n. 1. a. Growth or increase in size by gradual external addition, fusion, or inclusion. b. Something added externally to promote such growth or increase.
Now it seemed to Marta that she was filled with a vapor, such a smoke as folk have in their steadings toward the end of winter, that is the accretion of all the fires that have been made over the winter, and all the food that has been cooked, and all the breaths that have been taken.– Jane Smiley, The Greenlanders
I saw this word at work this week and fell in love with it, and then it appeared in my book today.
n. Coolness and composure, esp. in trying circumstances.
At least Walter was giving me the respect of being angry. Edna’s unshakable sangfroid had been so minimizing.Elizabeth Gilbert, City of Girls
n. 1.a. A burned substance, such as coal, that is not reduced to ashes but it incapable of further combustion. b. A partly charred substance that can burn further but without flame.
n. 1. A slaughterhouse. 2. Something likened to a slaughterhouse.
n. Naut.
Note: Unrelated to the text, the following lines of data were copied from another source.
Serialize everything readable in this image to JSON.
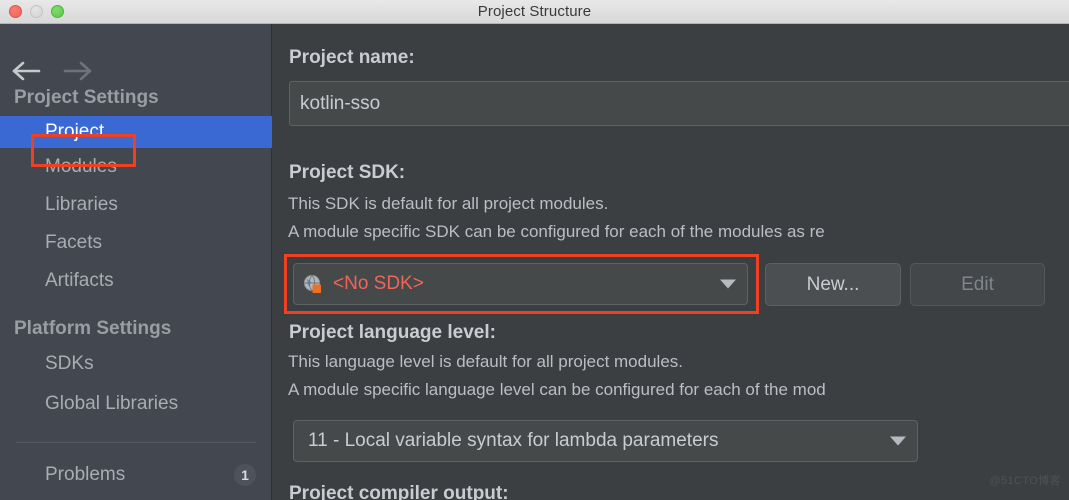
{
  "window": {
    "title": "Project Structure",
    "controls": {
      "close": "close-window",
      "minimize": "minimize-window",
      "maximize": "maximize-window"
    }
  },
  "navigation": {
    "back": "back-arrow",
    "forward": "forward-arrow"
  },
  "sidebar": {
    "groups": [
      {
        "header": "Project Settings",
        "items": [
          {
            "label": "Project",
            "selected": true,
            "badge": null
          },
          {
            "label": "Modules",
            "selected": false,
            "badge": null
          },
          {
            "label": "Libraries",
            "selected": false,
            "badge": null
          },
          {
            "label": "Facets",
            "selected": false,
            "badge": null
          },
          {
            "label": "Artifacts",
            "selected": false,
            "badge": null
          }
        ]
      },
      {
        "header": "Platform Settings",
        "items": [
          {
            "label": "SDKs",
            "selected": false,
            "badge": null
          },
          {
            "label": "Global Libraries",
            "selected": false,
            "badge": null
          }
        ]
      },
      {
        "header": null,
        "items": [
          {
            "label": "Problems",
            "selected": false,
            "badge": "1"
          }
        ]
      }
    ]
  },
  "main": {
    "project_name": {
      "label": "Project name:",
      "value": "kotlin-sso",
      "placeholder": "Project name"
    },
    "project_sdk": {
      "label": "Project SDK:",
      "desc_line_1": "This SDK is default for all project modules.",
      "desc_line_2": "A module specific SDK can be configured for each of the modules as re",
      "selected": "<No SDK>",
      "icon": "globe-warning-icon",
      "new_button": "New...",
      "edit_button": "Edit"
    },
    "language_level": {
      "label": "Project language level:",
      "desc_line_1": "This language level is default for all project modules.",
      "desc_line_2": "A module specific language level can be configured for each of the mod",
      "selected": "11 - Local variable syntax for lambda parameters"
    },
    "compiler_output": {
      "label": "Project compiler output:"
    }
  },
  "watermark": "@51CTO博客",
  "colors": {
    "titlebar": "#e4e4e4",
    "sidebar_bg": "#434750",
    "content_bg": "#3c3f41",
    "selection_blue": "#3a69d4",
    "annotation_red": "#f04022",
    "error_text_red": "#f0645a",
    "sdk_badge_orange": "#ee7022",
    "text_primary": "#c9ccd1",
    "text_muted": "#9a9da3"
  }
}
One who operates or helps operate a ship.
n. 1.a. A reinforced eyelet, as in cloth, through which a fastener may be passed. b. A small metal or plastic ring used to reinforce a grommet. 2. Naut. A loop of rope or metal used for securing the edge of a sail to its stay.
v. To drink (alcoholic liquor) or engage in such drinking, esp. habitually or to excess.
n. Alcoholic liquor.
n. 1. Something unusually large of its kind, esp. a ship. 2. A very large animal, esp. a whale. 3. A monstrous sea creature mentioned in the Bible.
n. 1. A rope or chain for holding an animal in place, allowing it a short radius in which to move about. 2. The extent or limit of one’s resources, abilities, or endurance.
tr.v. To fasten or restrict with or as if with a tether.
n. 1. A primitive or uncivilized person. 2. A brutal, fierce, or vicious person. 3. A rude person; a boor.
tr.v. 1. To assault ferociously. 2. To attack without restraint or pity.
The most popular books are often savaged by critics for their writing style, yet these writers are clearly connecting with readers.
— Betsy Lerner, The Forest for the Trees: An Editor’s Advice to Writers